Bold statements and deep questions
The biggest shock so far from the European teams has been the complete collapse and elimination of defending world champion Spain. We now have been brought to reluctantly understand that their 5-1 dismantling at the hands of a bold and promising Netherlands squad in their first match was the beginning of the end for one of football’s finest national sides. A cheeky and rising Chili put the Spaniards out of their misery with a sound 2-0 beating in their second match bringing Spain’s reign to an abrupt end. The suddenness of the disintegration of great football sides always amazes and Spain is left with deep questions to ponder.
The Netherlands whom via their coaches and ideas have had a major influence on the development of Spanish game were losing finalist against them four years ago in South Africa. I had a chance to meet and chat with Dutch legend Dennis Bergkamp last year and asked about the irony of that defeat. He mentioned that Dutch football had exported too many of its ideas that were now being used by rivals but that they were preparing for the future. This recent destruction of Spain is the first bold Dutch statement.
The Maracana and Messi the messiah
I had the honor of making a long awaited pilgrimage to the legendary Maracana stadium the other day, the arena where the great Pele and his cohorts Didi, Garrincha, Rivelino, Jairzinho… inscribed in memory all that is great about the beautiful game. An extraordinary experience to be standing there and imagining all the magical football that has been played on that pitch. I was there for the Argentina – Bosnia match and Messi, the diminutive Argentine genius decided to add to the magic of Maracana.
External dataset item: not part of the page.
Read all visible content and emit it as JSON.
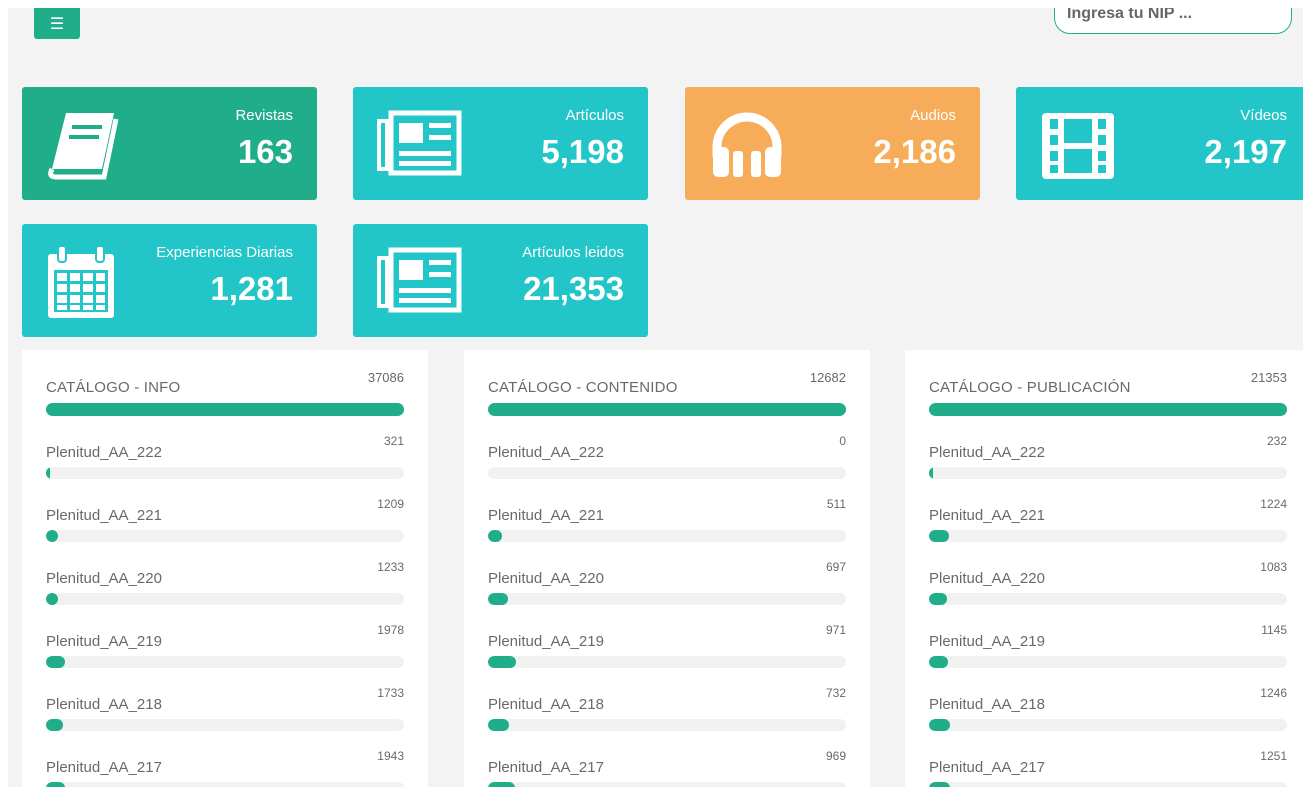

After a fortunate early Argentine goal, the match slumped into a monotonous affair, with both sides struggling to find rhythm. Then midway into the second half Messi suddenly came to life as he dropped to the mid-line, received the ball and accelerated down the right wing. He slowed temporarily to combine with teammate Higuain via a neat give-and-go and then re-accelerated cutting inwards to dismiss a flailing final defender with a deft exterior touch before placing the ball into the far left corner with that low curved shot that is his trademark. The ball kissed the post and died in the opposite side of net. The suddenness of the action was stunning and the whole Maracana fell down to worship him, Bosnian fans included. As Messi goes, so does the highly regarded Argentina, for Messi is their messiah.
All Brazilian fans still state unequivocally that the Selecao will win this World Cup at home. I also feel Brazil has quite a strong chance of doing so, but it must find its inspiration soon to begin a prompt ascent. For along with the Netherlands and Argentina, traditional tournament teams Germany and Italy have also started well. Insert a rising Chili, buoyant Colombia and it is clear that many other nations have equally lofty ambitions. I do now sense a slight tenseness in the air and I am all too aware of the complexities, contradictions and unpredictability inherent in this beautiful game. The one truth I have learned following it the better part of my life is that…nothing is certain in football.